In its first argument of the new term, the Supreme Court on Monday considered whether to give employers a powerful tool to bar class actions over workplace issues.
The court’s decision on the matter could affect some 25 million employment contracts. A ruling in favor of employers, Justice Stephen G. Breyer said, could cut out “the entire heart of the New Deal” and undo an understanding of labour relations with roots in the administration of President Franklin D. Roosevelt.
The case is the court’s latest attempt to determine how far companies can go in insisting that disputes be resolved in individual arbitrations rather than in court.
The Supreme Court ruled in earlier cases that companies doing business with consumers may require arbitration and forbid class actions in their contracts, which are often of the take-it-or-leave-it variety. Such contracts typically require two things: that disputes be resolved by arbitration and that claims be brought one by one.
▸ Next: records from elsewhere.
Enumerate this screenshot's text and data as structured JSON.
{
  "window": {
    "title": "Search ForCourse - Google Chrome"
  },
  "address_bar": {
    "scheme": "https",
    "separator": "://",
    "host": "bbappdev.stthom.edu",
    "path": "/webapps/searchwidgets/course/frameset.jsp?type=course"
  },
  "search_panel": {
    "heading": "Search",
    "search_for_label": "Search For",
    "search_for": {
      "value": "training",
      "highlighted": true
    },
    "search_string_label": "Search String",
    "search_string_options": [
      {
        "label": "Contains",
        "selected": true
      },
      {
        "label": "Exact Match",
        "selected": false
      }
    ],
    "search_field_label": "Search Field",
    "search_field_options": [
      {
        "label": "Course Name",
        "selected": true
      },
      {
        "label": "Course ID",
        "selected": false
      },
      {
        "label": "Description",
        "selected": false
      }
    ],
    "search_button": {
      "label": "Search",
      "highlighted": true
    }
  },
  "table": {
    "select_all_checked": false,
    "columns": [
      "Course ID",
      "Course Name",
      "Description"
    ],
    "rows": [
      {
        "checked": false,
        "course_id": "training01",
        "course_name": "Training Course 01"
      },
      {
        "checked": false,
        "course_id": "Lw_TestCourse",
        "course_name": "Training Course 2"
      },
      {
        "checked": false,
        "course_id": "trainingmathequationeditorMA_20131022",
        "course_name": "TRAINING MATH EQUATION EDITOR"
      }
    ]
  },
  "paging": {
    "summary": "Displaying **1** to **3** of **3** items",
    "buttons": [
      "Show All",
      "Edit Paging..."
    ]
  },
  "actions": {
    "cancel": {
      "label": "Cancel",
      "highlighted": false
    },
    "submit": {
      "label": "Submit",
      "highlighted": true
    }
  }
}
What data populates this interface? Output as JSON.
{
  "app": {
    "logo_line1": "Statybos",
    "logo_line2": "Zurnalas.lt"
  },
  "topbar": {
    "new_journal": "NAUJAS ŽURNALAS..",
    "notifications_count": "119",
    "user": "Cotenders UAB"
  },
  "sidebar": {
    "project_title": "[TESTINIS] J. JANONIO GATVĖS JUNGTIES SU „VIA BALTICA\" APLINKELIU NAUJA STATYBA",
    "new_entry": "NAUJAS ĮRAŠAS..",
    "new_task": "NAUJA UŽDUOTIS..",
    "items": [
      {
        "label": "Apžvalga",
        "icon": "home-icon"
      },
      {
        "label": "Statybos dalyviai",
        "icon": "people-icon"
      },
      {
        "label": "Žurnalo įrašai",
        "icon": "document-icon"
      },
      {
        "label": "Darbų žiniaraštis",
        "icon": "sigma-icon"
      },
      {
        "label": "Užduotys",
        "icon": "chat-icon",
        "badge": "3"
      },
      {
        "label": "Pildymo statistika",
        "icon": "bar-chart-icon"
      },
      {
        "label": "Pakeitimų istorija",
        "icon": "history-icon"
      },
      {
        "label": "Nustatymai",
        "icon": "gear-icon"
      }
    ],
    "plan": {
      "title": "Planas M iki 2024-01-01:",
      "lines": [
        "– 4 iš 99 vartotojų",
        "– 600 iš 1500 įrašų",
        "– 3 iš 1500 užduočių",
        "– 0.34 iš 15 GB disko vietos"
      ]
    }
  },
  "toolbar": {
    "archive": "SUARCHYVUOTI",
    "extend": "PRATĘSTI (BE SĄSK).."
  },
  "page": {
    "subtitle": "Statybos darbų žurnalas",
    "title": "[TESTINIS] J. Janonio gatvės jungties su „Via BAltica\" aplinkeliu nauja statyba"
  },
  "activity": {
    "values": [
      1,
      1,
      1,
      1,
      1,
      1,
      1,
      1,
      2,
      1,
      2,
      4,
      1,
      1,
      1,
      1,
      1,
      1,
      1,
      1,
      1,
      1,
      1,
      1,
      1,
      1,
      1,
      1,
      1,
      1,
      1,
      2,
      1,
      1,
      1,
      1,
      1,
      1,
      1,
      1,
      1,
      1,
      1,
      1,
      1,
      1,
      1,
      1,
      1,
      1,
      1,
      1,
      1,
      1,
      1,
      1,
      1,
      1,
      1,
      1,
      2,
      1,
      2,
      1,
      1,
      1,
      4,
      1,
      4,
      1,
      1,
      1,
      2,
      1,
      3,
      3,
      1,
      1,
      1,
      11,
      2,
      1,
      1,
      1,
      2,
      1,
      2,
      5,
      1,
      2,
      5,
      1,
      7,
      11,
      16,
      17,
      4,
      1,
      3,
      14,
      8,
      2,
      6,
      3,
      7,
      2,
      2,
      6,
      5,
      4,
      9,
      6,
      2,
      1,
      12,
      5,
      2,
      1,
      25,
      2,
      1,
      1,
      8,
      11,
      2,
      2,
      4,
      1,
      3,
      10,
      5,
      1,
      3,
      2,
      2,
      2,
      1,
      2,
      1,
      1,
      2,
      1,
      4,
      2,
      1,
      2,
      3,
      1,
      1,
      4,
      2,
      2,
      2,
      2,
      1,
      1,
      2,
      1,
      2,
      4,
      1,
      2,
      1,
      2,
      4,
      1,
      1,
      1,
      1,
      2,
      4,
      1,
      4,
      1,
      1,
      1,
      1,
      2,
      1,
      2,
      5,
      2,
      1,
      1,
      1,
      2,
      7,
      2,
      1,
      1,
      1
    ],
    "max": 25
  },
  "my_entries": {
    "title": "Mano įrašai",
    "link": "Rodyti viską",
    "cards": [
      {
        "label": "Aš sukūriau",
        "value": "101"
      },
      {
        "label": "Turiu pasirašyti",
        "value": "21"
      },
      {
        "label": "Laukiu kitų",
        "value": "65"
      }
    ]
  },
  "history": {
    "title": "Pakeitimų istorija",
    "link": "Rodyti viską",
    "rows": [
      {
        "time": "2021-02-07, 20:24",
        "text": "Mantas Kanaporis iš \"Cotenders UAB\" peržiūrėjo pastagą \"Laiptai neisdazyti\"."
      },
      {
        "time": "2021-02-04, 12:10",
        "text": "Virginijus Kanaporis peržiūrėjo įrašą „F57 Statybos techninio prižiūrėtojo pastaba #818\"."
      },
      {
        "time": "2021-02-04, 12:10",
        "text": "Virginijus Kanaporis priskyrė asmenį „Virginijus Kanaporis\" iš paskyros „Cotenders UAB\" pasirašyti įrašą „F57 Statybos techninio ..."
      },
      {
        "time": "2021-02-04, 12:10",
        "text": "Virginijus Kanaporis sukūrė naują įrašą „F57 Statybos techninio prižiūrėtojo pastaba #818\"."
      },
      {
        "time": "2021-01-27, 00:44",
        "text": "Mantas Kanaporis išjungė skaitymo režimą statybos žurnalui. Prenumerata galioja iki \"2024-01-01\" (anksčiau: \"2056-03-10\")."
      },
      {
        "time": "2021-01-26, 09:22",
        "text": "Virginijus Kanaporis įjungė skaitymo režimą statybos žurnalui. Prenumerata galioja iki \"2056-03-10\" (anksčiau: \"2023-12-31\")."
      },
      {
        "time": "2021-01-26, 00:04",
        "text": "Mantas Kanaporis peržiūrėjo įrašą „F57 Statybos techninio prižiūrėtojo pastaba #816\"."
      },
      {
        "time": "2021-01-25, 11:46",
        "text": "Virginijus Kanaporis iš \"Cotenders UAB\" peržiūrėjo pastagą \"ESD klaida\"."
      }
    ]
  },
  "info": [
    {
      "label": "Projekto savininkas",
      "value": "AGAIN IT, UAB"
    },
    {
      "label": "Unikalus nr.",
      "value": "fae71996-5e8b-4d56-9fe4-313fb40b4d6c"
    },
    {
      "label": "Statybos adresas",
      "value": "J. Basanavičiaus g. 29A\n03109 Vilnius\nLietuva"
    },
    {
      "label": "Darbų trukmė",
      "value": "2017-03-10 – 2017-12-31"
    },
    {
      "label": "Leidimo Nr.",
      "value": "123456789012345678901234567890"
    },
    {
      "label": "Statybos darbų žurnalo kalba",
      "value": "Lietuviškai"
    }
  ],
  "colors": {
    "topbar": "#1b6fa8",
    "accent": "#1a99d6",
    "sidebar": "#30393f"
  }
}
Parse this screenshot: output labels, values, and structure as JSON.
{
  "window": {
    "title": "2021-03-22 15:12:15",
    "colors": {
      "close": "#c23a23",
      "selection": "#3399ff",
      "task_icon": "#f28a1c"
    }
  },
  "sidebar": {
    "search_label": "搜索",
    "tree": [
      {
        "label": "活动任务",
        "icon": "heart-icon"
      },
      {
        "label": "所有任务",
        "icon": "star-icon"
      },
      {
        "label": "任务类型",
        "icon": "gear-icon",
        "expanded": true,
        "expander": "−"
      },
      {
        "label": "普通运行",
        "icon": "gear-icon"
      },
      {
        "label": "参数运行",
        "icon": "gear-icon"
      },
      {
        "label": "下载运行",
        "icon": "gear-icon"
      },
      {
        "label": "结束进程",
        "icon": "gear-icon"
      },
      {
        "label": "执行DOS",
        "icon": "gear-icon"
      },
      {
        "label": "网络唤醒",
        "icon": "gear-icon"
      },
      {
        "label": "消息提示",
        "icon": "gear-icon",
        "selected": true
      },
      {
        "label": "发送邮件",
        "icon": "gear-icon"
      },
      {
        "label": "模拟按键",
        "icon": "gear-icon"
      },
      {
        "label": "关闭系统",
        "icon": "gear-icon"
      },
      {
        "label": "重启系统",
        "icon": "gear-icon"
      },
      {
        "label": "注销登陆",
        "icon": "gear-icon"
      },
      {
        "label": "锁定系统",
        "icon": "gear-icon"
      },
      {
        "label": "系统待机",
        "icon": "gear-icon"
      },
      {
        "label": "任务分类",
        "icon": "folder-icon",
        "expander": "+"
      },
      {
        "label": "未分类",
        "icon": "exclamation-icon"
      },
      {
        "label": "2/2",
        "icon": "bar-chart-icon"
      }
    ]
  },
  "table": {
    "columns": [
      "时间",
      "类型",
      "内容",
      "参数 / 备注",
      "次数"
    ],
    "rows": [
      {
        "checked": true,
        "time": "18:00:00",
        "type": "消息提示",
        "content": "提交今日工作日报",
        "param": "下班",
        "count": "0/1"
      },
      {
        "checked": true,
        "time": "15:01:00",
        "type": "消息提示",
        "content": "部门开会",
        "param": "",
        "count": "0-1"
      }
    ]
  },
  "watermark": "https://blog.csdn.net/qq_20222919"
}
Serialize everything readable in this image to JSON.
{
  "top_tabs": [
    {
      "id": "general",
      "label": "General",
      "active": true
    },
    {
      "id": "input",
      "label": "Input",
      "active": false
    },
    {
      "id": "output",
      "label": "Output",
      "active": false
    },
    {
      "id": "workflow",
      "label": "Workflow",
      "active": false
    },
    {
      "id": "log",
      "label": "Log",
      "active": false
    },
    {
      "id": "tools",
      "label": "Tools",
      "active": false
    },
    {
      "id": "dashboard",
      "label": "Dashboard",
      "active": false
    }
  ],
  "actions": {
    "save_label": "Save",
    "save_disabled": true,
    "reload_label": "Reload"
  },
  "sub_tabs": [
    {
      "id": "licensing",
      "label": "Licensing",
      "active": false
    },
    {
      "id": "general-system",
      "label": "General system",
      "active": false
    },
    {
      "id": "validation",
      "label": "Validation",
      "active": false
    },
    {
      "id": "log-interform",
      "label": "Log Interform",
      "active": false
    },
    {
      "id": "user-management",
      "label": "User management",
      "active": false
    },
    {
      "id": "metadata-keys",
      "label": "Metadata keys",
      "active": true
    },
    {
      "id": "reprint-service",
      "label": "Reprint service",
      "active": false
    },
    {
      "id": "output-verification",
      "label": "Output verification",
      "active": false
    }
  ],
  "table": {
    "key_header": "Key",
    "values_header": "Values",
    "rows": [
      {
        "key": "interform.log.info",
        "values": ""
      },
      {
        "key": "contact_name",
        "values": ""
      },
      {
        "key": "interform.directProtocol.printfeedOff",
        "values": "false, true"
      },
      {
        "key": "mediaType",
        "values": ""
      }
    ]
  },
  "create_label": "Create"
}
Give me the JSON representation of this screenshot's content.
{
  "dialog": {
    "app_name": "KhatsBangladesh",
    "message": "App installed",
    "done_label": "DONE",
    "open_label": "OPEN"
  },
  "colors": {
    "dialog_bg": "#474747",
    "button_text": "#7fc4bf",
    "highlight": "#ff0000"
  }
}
That makes it hard to pursue minor claims that affect many people, whether in class actions or in mass arbitration.
Justice Ruth Bader Ginsburg said there was often no point in pursuing individual arbitration because the sums at issue were too small.
“There is strength in numbers,” she said. “We have to protect the individual worker from being in a situation where he can’t protect his rights.”
Jeffrey B. Wall, a deputy solicitor general who argued in favor of the employers, acknowledged that it was sometimes a consequence of arbitration agreements “that the employees would be practically unable to vindicate their claims.” He added that the Supreme Court had said as much about arbitration clauses generally in a 2013 decision concerning an agreement among businesses.
Arbitration clauses with class-action waivers are now commonplace in contracts for things like cellphones, credit cards, rental cars and nursing home care.
In a 2015 dissent, Justice Ginsburg, citing a New York Times article examining arbitration agreements, wrote that the court’s decisions favoring arbitration “have predictably resulted in the deprivation of consumers’ rights to seek redress for losses, and, turning the coin, they have insulated powerful economic interests from liability for violations of consumer protection laws.”
The court’s earlier arbitration decisions were closely divided, with its conservative members in the majority.
The question for the justices on Monday was whether they should use a different approach for employment contracts. The answer depends on the interaction of two federal laws. One, the Federal Arbitration Act, favours arbitration. The other, the National Labour Relations Act, protects workers’ rights to engage in “concerted activities.”
Workers seeking to sue their employers for overtime pay and the like say the second law prohibits arbitration clauses that require class-action waivers.
Justice Anthony M. Kennedy seemed to be ready to side with employers. Justice Neil M. Gorsuch, the court’s newest member, asked no questions.
Paul D. Clement, a lawyer for the employers, said the labour law was “directed to the workplace, not the courthouse.”
Justice Ginsburg said the arbitration law was concerned with agreements between merchants of relatively equal bargaining power. The employment contracts at issue in the case, she said, have been forced on workers.
“There was no true liberty of contract,” she said.
Monday’s argument concerned three cases: Epic Systems Corporation v. Lewis, No. 16-285, Ernst & Young v. Morris, No. 16-300 and National Labor Relations Board v. Murphy Oil USA, No. 16-307.
The cases, which were consolidated for a single hour of argument, featured an unusual element: Lawyers for the federal government appeared on both sides.
The Obama administration had filed a brief supporting the workers on behalf of the National Labor Relations Board. The Trump administration reversed course, and Mr. Wall argued on behalf of the employers.
The labour board’s general counsel, Richard F. Griffin Jr., argued for the workers. He made a concession at odds with the position of another lawyer on his side.
Mr. Griffin said that employment contracts could not require workers to give up collective action in arbitration but that the private entities that conduct arbitration could require that cases be pursued one by one.
If that is so, Justice Samuel A. Alito Jr. responded, “You have not achieved very much because, instead of having an agreement that says no class arbitration, you have an agreement requiring arbitration before the XYZ arbitration association, which has rules that don’t allow class arbitration.”
Daniel R. Ortiz, a law professor at the University of Virginia who also argued for the workers, took a different approach.
“When an employer tries to coerce by making it a condition of continued employment that employees agree to a set of arbitral rules that make collective action impossible,” he said, that would be unlawful.
Some justices suggested that workers could band together in a limited sense by hiring the same lawyer and filing individual arbitration cases.
Justice Elena Kagan said that was not good enough.
“The fact that there is one way to exercise a right left over does not make it O.K. if we’ve taken away another 25 ways of exercising the right,” she said. “You know, when we think about the First Amendment, we don’t say we can ban leafleting because you can always write an op-ed.”